The assets of Internet performance testing company Porivo Technologies have been sold at a cut-rate price to one of the firm’s former customers.

Waltham, Mass.-based Gomez, which also runs web performance tests recently acquired Porivo for an undisclosed sum. But Gomez spokesman Alan Alper, when asked whether the deal was a case of his company looking for expansion possibilities or Porivo looking for an out in a tough economy, tells LocalTechWire, “It was really both. … We got a good deal.”

Gomez acquired the technology assets of Porivo and hired two of the latter company’s employees, Alper says. “We didn’t want an office there (in Durham). We felt everything would work better consolidated up here,” he says.

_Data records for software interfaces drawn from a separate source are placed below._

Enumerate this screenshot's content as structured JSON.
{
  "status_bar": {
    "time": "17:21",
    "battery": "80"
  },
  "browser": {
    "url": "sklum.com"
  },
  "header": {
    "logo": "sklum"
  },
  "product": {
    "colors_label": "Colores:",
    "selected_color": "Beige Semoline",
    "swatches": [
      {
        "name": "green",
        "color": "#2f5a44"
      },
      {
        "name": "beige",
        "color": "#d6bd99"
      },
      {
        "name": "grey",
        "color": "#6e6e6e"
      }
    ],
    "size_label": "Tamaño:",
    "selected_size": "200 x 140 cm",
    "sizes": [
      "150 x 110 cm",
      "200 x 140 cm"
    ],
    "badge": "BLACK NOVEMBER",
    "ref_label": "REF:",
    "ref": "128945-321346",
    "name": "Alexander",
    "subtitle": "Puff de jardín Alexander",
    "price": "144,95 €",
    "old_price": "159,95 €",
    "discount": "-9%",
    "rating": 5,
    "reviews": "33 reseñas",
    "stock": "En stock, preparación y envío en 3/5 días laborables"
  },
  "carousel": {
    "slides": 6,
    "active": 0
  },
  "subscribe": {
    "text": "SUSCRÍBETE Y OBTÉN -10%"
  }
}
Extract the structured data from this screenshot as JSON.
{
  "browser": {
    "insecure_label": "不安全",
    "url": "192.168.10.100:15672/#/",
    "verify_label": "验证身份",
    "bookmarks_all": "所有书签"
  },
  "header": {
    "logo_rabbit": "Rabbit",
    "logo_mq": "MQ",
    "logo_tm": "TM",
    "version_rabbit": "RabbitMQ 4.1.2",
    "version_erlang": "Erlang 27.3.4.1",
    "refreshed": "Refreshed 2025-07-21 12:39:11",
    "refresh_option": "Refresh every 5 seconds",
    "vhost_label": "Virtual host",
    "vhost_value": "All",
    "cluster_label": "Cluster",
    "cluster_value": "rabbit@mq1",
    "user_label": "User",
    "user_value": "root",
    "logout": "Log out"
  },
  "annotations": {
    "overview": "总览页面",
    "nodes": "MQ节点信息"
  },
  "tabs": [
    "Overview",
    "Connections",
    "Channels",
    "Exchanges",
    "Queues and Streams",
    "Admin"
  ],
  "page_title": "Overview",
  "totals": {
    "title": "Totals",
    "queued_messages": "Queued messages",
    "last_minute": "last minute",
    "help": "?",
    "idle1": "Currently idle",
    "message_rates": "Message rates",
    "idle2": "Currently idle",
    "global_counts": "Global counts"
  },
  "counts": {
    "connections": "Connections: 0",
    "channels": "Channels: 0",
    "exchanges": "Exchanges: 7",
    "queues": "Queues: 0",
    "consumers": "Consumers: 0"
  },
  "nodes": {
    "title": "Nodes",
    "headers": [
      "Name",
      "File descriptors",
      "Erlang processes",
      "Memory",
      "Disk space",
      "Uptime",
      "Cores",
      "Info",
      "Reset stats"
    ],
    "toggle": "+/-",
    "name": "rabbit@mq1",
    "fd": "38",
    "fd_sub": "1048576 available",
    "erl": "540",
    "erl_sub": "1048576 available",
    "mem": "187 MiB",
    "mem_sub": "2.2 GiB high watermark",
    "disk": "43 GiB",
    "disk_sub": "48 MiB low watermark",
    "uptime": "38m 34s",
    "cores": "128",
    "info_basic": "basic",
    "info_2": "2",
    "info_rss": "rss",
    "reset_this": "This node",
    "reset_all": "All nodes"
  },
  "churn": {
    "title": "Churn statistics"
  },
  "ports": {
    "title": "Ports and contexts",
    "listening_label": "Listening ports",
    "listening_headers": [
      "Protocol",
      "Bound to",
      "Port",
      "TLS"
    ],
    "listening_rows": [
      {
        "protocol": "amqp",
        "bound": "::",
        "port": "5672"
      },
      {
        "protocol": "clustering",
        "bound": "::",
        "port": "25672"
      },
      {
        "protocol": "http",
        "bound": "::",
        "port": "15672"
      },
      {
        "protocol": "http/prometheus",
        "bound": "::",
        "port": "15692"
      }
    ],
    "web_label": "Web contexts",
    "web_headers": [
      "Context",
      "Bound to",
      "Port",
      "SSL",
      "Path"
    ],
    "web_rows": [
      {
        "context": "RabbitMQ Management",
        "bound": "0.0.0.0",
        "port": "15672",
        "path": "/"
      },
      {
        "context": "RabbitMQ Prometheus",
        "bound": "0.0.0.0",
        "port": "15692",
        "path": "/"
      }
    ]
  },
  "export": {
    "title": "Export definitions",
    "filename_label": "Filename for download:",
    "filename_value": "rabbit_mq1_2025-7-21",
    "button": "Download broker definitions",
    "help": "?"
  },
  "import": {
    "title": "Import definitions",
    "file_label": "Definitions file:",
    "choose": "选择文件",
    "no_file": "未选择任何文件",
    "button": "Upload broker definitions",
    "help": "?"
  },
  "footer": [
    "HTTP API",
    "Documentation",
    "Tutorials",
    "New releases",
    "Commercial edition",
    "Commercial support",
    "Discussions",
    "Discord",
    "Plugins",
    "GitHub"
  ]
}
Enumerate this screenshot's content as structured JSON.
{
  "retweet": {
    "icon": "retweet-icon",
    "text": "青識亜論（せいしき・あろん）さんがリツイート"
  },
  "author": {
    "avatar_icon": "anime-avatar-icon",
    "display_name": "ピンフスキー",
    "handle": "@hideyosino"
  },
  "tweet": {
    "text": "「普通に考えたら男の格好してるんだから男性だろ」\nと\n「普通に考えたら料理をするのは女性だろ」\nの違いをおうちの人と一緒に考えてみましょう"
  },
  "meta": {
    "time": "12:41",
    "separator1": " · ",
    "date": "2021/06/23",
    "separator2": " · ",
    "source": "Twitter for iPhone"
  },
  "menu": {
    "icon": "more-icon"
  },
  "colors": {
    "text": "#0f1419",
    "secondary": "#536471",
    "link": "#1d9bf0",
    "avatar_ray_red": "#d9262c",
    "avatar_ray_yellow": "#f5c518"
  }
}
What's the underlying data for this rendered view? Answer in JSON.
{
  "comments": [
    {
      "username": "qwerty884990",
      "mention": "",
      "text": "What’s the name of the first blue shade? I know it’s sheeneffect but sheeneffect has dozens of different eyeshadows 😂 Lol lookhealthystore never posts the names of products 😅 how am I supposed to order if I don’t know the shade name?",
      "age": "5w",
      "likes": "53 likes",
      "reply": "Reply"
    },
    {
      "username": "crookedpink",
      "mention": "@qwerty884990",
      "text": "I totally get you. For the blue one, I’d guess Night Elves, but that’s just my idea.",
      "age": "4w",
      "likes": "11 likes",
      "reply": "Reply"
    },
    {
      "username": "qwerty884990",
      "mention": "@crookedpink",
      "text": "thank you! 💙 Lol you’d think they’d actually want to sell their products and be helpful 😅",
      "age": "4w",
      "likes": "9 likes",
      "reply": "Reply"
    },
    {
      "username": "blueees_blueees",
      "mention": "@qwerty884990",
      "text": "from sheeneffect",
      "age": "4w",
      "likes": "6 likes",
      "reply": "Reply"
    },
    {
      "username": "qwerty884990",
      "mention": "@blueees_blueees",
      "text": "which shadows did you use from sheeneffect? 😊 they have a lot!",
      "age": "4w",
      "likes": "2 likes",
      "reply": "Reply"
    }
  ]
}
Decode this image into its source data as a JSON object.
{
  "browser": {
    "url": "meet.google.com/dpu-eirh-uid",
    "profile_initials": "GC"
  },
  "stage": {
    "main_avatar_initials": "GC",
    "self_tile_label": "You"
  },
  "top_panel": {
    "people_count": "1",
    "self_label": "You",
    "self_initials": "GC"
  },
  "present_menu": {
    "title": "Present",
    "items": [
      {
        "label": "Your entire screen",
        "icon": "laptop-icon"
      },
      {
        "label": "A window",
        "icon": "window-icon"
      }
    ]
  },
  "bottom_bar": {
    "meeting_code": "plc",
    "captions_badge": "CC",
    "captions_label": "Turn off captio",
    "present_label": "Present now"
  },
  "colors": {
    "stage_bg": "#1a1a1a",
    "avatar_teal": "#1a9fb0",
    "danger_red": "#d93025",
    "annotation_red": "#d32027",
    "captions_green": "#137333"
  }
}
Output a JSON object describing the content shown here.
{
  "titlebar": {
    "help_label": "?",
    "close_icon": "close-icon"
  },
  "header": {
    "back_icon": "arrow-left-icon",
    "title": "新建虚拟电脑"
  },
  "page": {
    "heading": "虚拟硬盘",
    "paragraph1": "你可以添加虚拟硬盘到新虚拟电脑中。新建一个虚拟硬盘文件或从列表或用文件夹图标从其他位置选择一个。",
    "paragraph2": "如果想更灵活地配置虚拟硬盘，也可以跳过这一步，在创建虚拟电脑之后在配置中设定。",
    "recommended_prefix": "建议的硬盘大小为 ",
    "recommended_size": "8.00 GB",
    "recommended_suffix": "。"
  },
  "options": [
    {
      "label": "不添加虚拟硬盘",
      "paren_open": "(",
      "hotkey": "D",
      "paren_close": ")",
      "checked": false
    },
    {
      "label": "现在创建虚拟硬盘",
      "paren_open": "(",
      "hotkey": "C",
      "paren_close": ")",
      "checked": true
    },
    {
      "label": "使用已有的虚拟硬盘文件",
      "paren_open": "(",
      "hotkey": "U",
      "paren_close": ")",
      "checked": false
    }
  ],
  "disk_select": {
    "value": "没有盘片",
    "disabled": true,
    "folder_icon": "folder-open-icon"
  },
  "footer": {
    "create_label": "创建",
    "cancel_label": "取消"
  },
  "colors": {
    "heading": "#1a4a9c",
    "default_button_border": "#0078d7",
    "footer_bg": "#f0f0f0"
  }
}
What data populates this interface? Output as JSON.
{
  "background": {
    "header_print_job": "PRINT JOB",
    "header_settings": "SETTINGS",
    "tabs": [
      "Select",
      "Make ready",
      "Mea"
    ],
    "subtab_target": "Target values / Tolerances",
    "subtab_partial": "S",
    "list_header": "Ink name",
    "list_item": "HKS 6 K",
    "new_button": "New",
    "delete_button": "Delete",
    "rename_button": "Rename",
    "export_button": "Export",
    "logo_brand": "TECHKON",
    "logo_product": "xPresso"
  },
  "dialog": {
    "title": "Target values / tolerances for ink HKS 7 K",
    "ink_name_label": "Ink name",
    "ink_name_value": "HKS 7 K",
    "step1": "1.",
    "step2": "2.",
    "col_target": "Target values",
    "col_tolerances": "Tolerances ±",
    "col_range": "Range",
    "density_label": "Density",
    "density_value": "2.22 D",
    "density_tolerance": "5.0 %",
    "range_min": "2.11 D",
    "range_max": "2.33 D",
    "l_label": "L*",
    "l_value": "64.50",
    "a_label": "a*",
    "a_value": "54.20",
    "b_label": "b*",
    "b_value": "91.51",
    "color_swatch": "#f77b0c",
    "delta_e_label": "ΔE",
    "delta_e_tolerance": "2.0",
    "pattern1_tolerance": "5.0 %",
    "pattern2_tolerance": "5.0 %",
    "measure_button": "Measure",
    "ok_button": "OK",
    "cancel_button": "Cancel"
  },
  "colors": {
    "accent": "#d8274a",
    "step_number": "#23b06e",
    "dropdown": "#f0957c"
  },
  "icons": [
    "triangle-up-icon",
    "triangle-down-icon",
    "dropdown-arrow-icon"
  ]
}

Porivo was founded in early 2000 by two interns at the Aurora Funds venture capital firm, Sam Kirby and Will Holmes, and a third partner, John Hartingh. Aurora provided seed capital for the company and initially allowed operations to be run out of its Durham office.

Scott Albert of Aurora, who was a member of Porivo’s board of directors, didn’t return phone calls seeking comment about the sale.

The initial idea behind the company involved “distributed computing,” or harnessing the computer processing power of desktop PCs while they are idle. Instead of running a screen saver, computers that are linked to a corporate network or the Internet would donate their processing power to handle the mountains of data collected by a computer system or through online transactions.

But Porivo later morphed into a performance measurement company, using distributed computing to build a global network of some 10,000 PCs to evaluate the speed of websites and other aspects of web performance from various types of Internet connections, Internet backbones and ISPs. The service provided customers with some perspective of the quality of the online experience of end-users and helped detect problems before they seriously affected online business transactions.

The company attracted $2.2 million in venture capital during its life – much of it from Aurora – and during its height opened an office in Silicon Valley and hired a former executive of NBC’s Internet division as chief executive. Its customer list included the likes of Microsoft, WorldCom, Global Knowledge and North Carolina State University.

Gomez also signed up as a Porivo customer. The company measures performance from an ISP to a website and used Porivo’s service to measure from a site to the desktops of users, Alper says. The firm welcomed the opportunity to bring that technology in house when Porivo’s assets became available.

“We saw a lot of possibilities in peer networking,” he says. “This definitely helps us extend our web monitoring and gives us visibility on the desktop.”